The Wind RisesCultureCinemaMovie reviews
Hayao Miyazaki is one of the world’s great storytellers. For the past 30 years he has created films that have transported spectators from the depths of the ocean to the heights of the clouds, through worlds full of spirits, ghouls and unlikely heroes.
Miyazaki has often been compared to a modern-day Walt Disney – keeping the charm of animation that Disney lost somewhere in the 90s alive – until now, that is. The director, animator and screenwriter announced his retirement from film-making last September. The Wind Rises is his swan song: a historical tale based on the life of the aircraft engineer Jiro Horikoshi.
The film has attracted controversy due to its hero-like portrayal of Horikoshi, who designed warplanes used by Japan during World War II. The threat of war is looming and although Jiro is aware his creations will be used as weapons – gloomily repeating the phrase “Japan will blow itself up” – his pioneering mind is on invention alone.

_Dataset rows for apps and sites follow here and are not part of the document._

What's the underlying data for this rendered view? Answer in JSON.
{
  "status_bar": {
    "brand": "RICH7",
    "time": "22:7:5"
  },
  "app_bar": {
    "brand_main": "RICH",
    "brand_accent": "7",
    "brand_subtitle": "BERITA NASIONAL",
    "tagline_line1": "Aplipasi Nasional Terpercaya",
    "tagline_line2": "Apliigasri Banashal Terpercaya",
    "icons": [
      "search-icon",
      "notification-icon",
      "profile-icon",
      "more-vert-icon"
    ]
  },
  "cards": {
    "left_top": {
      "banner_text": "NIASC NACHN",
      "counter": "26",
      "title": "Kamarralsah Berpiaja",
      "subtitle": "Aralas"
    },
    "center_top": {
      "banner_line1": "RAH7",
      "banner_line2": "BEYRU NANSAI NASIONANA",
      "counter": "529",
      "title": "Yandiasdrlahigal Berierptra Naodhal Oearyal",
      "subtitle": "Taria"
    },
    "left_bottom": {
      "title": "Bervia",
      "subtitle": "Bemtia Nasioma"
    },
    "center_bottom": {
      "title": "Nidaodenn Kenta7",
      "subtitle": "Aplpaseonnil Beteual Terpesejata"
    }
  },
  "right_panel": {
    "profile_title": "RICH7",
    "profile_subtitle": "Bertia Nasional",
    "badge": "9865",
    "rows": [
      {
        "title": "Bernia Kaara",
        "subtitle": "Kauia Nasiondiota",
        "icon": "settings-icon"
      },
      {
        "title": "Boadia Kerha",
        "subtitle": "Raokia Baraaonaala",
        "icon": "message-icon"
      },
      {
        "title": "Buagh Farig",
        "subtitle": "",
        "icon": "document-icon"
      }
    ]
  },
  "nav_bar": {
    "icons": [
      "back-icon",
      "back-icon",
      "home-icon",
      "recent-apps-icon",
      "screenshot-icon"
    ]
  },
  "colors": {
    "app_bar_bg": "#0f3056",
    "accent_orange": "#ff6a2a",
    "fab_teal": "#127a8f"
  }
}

Setting the troublesome protagonist aside, Miyazaki’s final farewell is charming, touching and completely bittersweet. Those expecting a trip to the magical worlds of Spirited Away and Princess Mononoke will be disappointed at the sombre tone of the film, but the trademark frivolity is still there. Against a backdrop of impeccably animated impending doom, Jiro falls in love while throwing paper planes and dreams of jaunts with Italian plane designer Caproni. These sequences bring an elegant touch of Miyazaki magic to a film otherwise weighed down by devastation and despair.

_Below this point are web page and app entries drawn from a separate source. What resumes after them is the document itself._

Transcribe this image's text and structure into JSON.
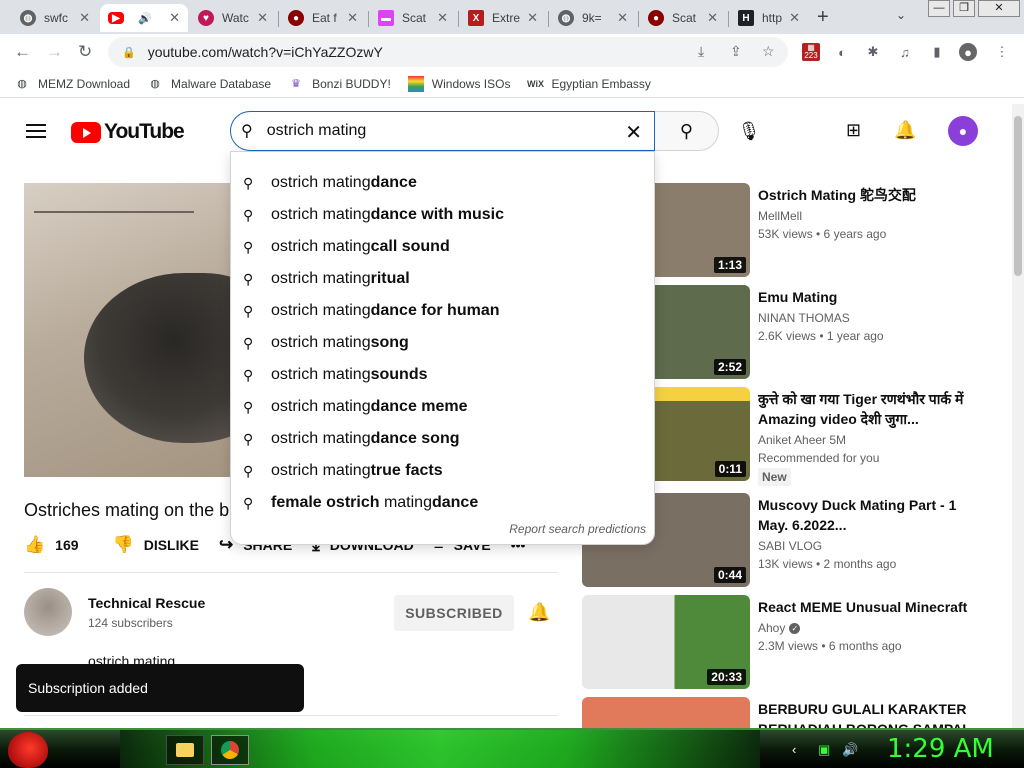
{
  "browser": {
    "tabs": [
      {
        "title": "swfc",
        "color": "#5f6368",
        "active": false
      },
      {
        "title": "",
        "color": "#ff0000",
        "active": true
      },
      {
        "title": "Watc",
        "color": "#c2185b",
        "active": false
      },
      {
        "title": "Eat f",
        "color": "#8b0000",
        "active": false
      },
      {
        "title": "Scat",
        "color": "#e040fb",
        "active": false
      },
      {
        "title": "Extre",
        "color": "#b71c1c",
        "active": false
      },
      {
        "title": "9k=",
        "color": "#5f6368",
        "active": false
      },
      {
        "title": "Scat",
        "color": "#8b0000",
        "active": false
      },
      {
        "title": "http",
        "color": "#202124",
        "active": false
      }
    ],
    "url": "youtube.com/watch?v=iChYaZZOzwY",
    "bookmarks": [
      {
        "label": "MEMZ Download",
        "icon": "globe-icon"
      },
      {
        "label": "Malware Database",
        "icon": "globe-icon"
      },
      {
        "label": "Bonzi BUDDY!",
        "icon": "bonzi-icon"
      },
      {
        "label": "Windows ISOs",
        "icon": "windows-icon"
      },
      {
        "label": "Egyptian Embassy",
        "icon": "wix-icon"
      }
    ],
    "ext_badge": "223"
  },
  "youtube": {
    "logo_text": "YouTube",
    "search_value": "ostrich mating",
    "suggestions": [
      {
        "q": "ostrich mating",
        "s": " dance"
      },
      {
        "q": "ostrich mating",
        "s": " dance with music"
      },
      {
        "q": "ostrich mating",
        "s": " call sound"
      },
      {
        "q": "ostrich mating",
        "s": " ritual"
      },
      {
        "q": "ostrich mating",
        "s": " dance for human"
      },
      {
        "q": "ostrich mating",
        "s": " song"
      },
      {
        "q": "ostrich mating",
        "s": " sounds"
      },
      {
        "q": "ostrich mating",
        "s": " dance meme"
      },
      {
        "q": "ostrich mating",
        "s": " dance song"
      },
      {
        "q": "ostrich mating",
        "s": " true facts"
      },
      {
        "pre": "female ostrich ",
        "q": "mating",
        "s": " dance"
      }
    ],
    "report_text": "Report search predictions",
    "video": {
      "title": "Ostriches mating on the b",
      "likes": "169",
      "dislike_label": "DISLIKE",
      "share_label": "SHARE",
      "download_label": "DOWNLOAD",
      "save_label": "SAVE"
    },
    "channel": {
      "name": "Technical Rescue",
      "subs": "124 subscribers",
      "sub_label": "SUBSCRIBED"
    },
    "description": "ostrich mating",
    "toast": "Subscription added",
    "recommendations": [
      {
        "title": "Ostrich Mating 鸵鸟交配",
        "channel": "MellMell",
        "meta": "53K views • 6 years ago",
        "duration": "1:13",
        "bg": "#8a7d6b"
      },
      {
        "title": "Emu Mating",
        "channel": "NINAN THOMAS",
        "meta": "2.6K views • 1 year ago",
        "duration": "2:52",
        "bg": "#5e6b4c"
      },
      {
        "title": "कुत्ते को खा गया Tiger रणथंभौर पार्क में Amazing video देशी जुगा...",
        "channel": "Aniket Aheer 5M",
        "meta": "Recommended for you",
        "badge": "New",
        "duration": "0:11",
        "bg": "#6b6a3a"
      },
      {
        "title": "Muscovy Duck Mating Part - 1 May. 6.2022...",
        "channel": "SABI VLOG",
        "meta": "13K views • 2 months ago",
        "duration": "0:44",
        "bg": "#7a6f63"
      },
      {
        "title": "React MEME Unusual Minecraft",
        "channel": "Ahoy",
        "verified": true,
        "meta": "2.3M views • 6 months ago",
        "duration": "20:33",
        "bg": "#4f8a3a"
      },
      {
        "title": "BERBURU GULALI KARAKTER BERHADIAH BORONG SAMPAI",
        "channel": "",
        "meta": "",
        "duration": "",
        "bg": "#e07a5a"
      }
    ]
  },
  "taskbar": {
    "clock": "1:29 AM"
  }
}
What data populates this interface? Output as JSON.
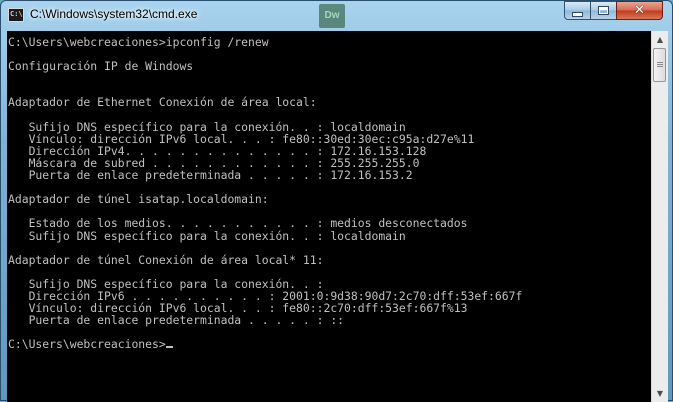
{
  "window": {
    "title": "C:\\Windows\\system32\\cmd.exe",
    "icon_label": "C:\\",
    "background_app_label": "Dw"
  },
  "controls": {
    "minimize": "minimize",
    "maximize": "maximize",
    "close": "✕"
  },
  "console": {
    "lines": [
      "C:\\Users\\webcreaciones>ipconfig /renew",
      "",
      "Configuración IP de Windows",
      "",
      "",
      "Adaptador de Ethernet Conexión de área local:",
      "",
      "   Sufijo DNS específico para la conexión. . : localdomain",
      "   Vínculo: dirección IPv6 local. . . : fe80::30ed:30ec:c95a:d27e%11",
      "   Dirección IPv4. . . . . . . . . . . . . . : 172.16.153.128",
      "   Máscara de subred . . . . . . . . . . . . : 255.255.255.0",
      "   Puerta de enlace predeterminada . . . . . : 172.16.153.2",
      "",
      "Adaptador de túnel isatap.localdomain:",
      "",
      "   Estado de los medios. . . . . . . . . . . : medios desconectados",
      "   Sufijo DNS específico para la conexión. . : localdomain",
      "",
      "Adaptador de túnel Conexión de área local* 11:",
      "",
      "   Sufijo DNS específico para la conexión. . :",
      "   Dirección IPv6 . . . . . . . . . . : 2001:0:9d38:90d7:2c70:dff:53ef:667f",
      "   Vínculo: dirección IPv6 local. . . : fe80::2c70:dff:53ef:667f%13",
      "   Puerta de enlace predeterminada . . . . . : ::",
      "",
      "C:\\Users\\webcreaciones>"
    ]
  },
  "colors": {
    "console_bg": "#000000",
    "console_fg": "#c0c0c0",
    "close_red": "#c2391b"
  }
}
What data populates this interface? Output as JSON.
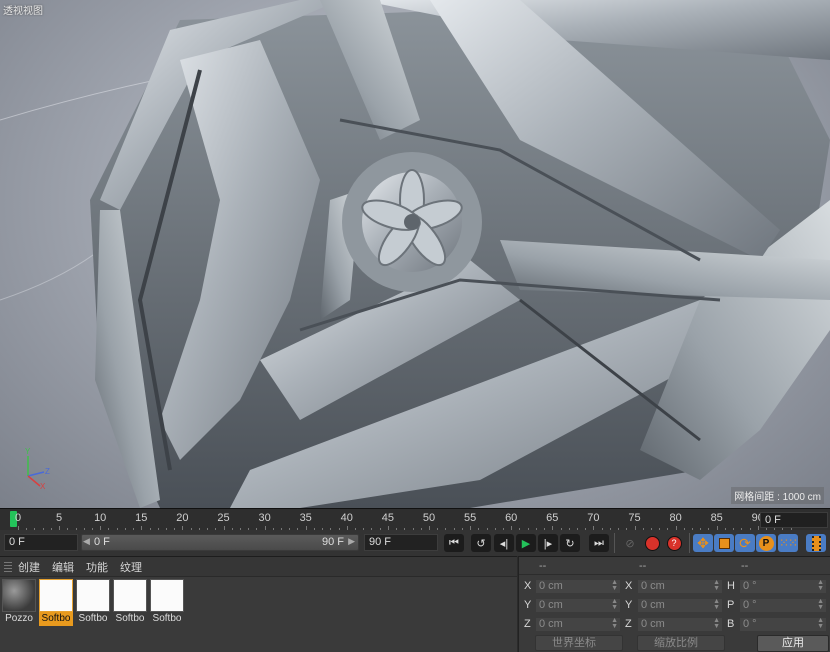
{
  "viewport": {
    "title": "透视视图",
    "grid_spacing": "网格间距 : 1000 cm",
    "axes": {
      "y": "Y",
      "z": "Z",
      "x": "X"
    }
  },
  "timeline": {
    "ticks": [
      "0",
      "5",
      "10",
      "15",
      "20",
      "25",
      "30",
      "35",
      "40",
      "45",
      "50",
      "55",
      "60",
      "65",
      "70",
      "75",
      "80",
      "85",
      "90"
    ],
    "current_frame_field": "0 F"
  },
  "transport": {
    "start_field": "0 F",
    "range_start": "0 F",
    "range_end": "90 F",
    "end_field": "90 F",
    "buttons": [
      "go-start-icon",
      "prev-key-icon",
      "prev-frame-icon",
      "play-icon",
      "next-frame-icon",
      "next-key-icon",
      "go-end-icon",
      "record-off-icon",
      "record-icon",
      "autokey-icon",
      "move-icon",
      "scale-icon",
      "rotate-icon",
      "param-icon",
      "grid-points-icon",
      "film-icon"
    ],
    "colors": {
      "play": "#23c25a",
      "record": "#d8322a",
      "accent": "#e8901c",
      "active_bg": "#4a7cc4"
    }
  },
  "material_manager": {
    "menu": [
      "创建",
      "编辑",
      "功能",
      "纹理"
    ],
    "materials": [
      {
        "name": "Pozzo",
        "selected": false
      },
      {
        "name": "Softbo",
        "selected": true
      },
      {
        "name": "Softbo",
        "selected": false
      },
      {
        "name": "Softbo",
        "selected": false
      },
      {
        "name": "Softbo",
        "selected": false
      }
    ]
  },
  "coordinates": {
    "headers": [
      "--",
      "--",
      "--"
    ],
    "rows": [
      {
        "a_label": "X",
        "a_val": "0 cm",
        "b_label": "X",
        "b_val": "0 cm",
        "c_label": "H",
        "c_val": "0 °"
      },
      {
        "a_label": "Y",
        "a_val": "0 cm",
        "b_label": "Y",
        "b_val": "0 cm",
        "c_label": "P",
        "c_val": "0 °"
      },
      {
        "a_label": "Z",
        "a_val": "0 cm",
        "b_label": "Z",
        "b_val": "0 cm",
        "c_label": "B",
        "c_val": "0 °"
      }
    ],
    "world_dropdown": "世界坐标",
    "scale_dropdown": "缩放比例",
    "apply_label": "应用"
  }
}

The Wind Rises is about the complexities of creation and the temperamentality of the world. In creating his plane, Jiro fulfils a life ambition and pushes the boundaries of engineering, but as the film’s final scenes show, he has also caused countless deaths and comes to regret his invention.

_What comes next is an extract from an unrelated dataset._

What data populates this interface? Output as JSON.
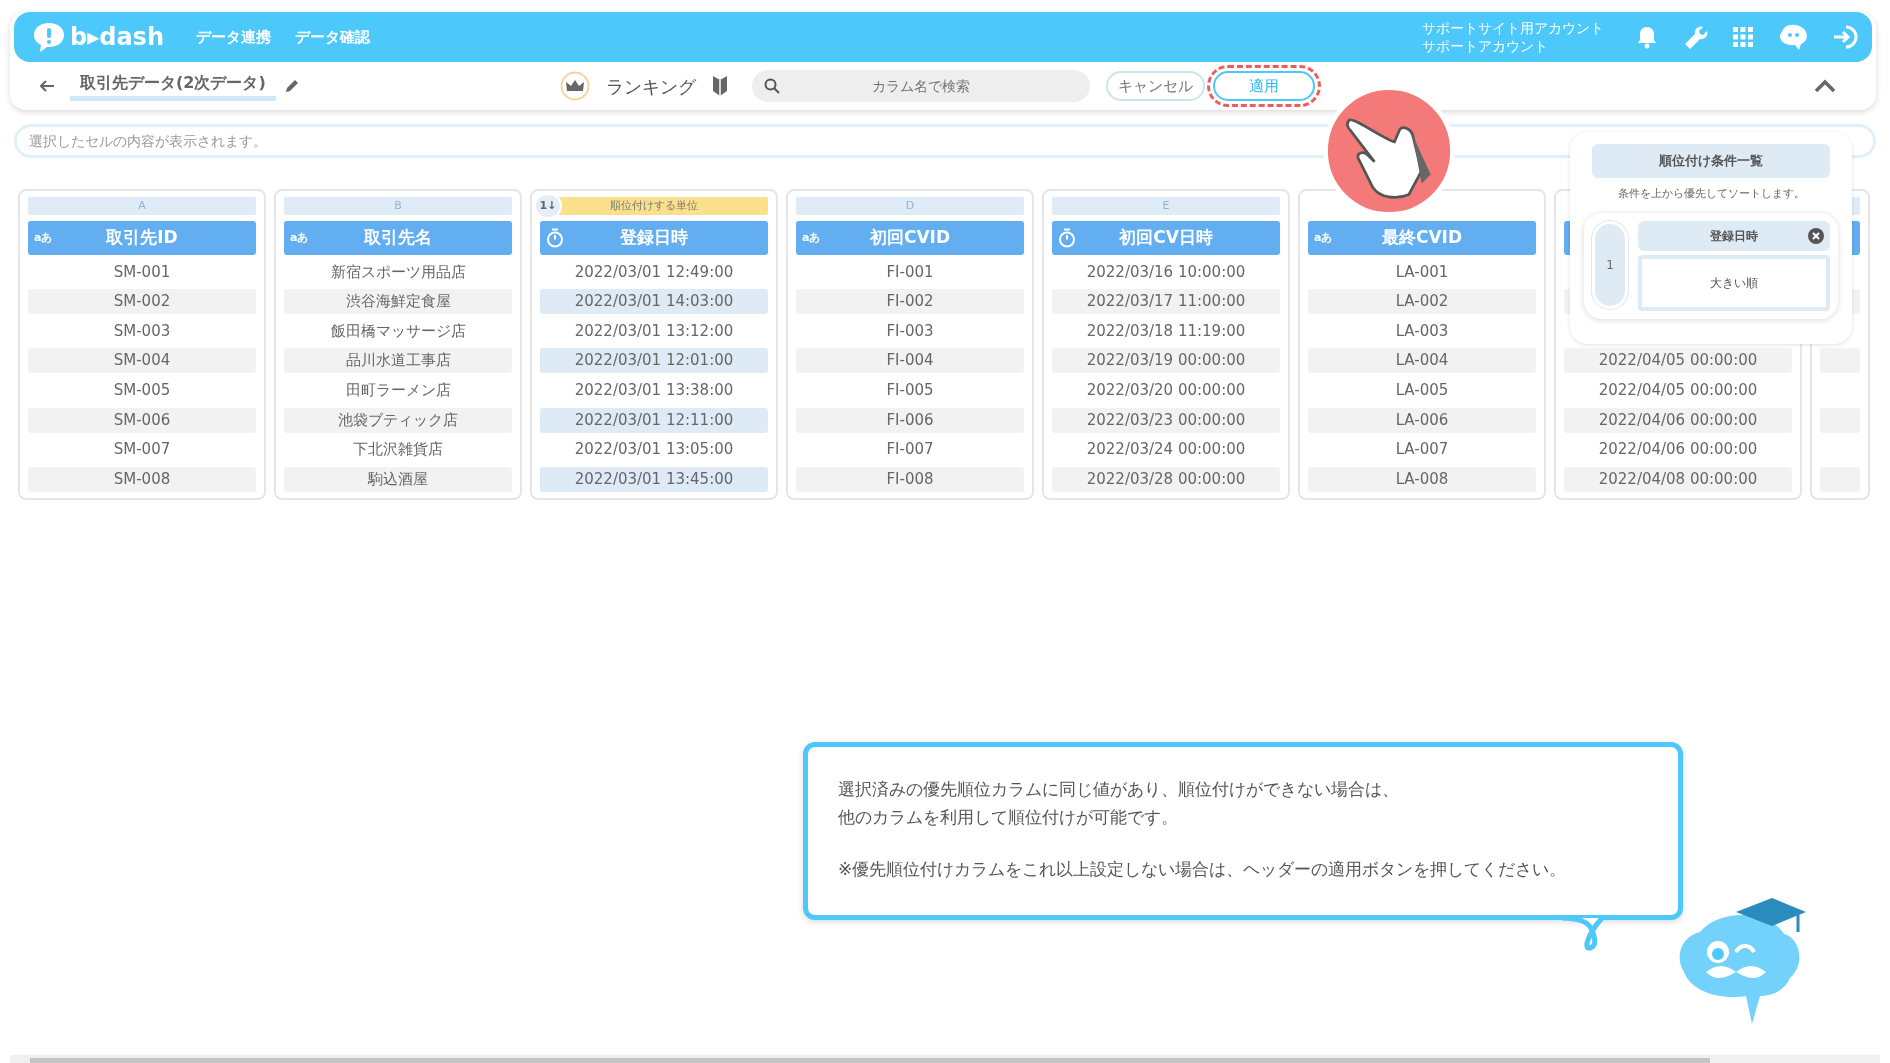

In his own world of creation, Miyazaki has no such reasons for regret – but his retirement lurks in the shadows of Jiro’s desire to make his mark. One character tells Jiro: “Artists are only active for ten years. We engineers are the same. Live your ten years to the full.” Lucky for us then that Miyazaki, who has long outlived his ten years of artistry, is still able to fascinate.
The Wind Rises is released nationwide on 9th May 2014.
Watch the trailer for The Wind Rises here: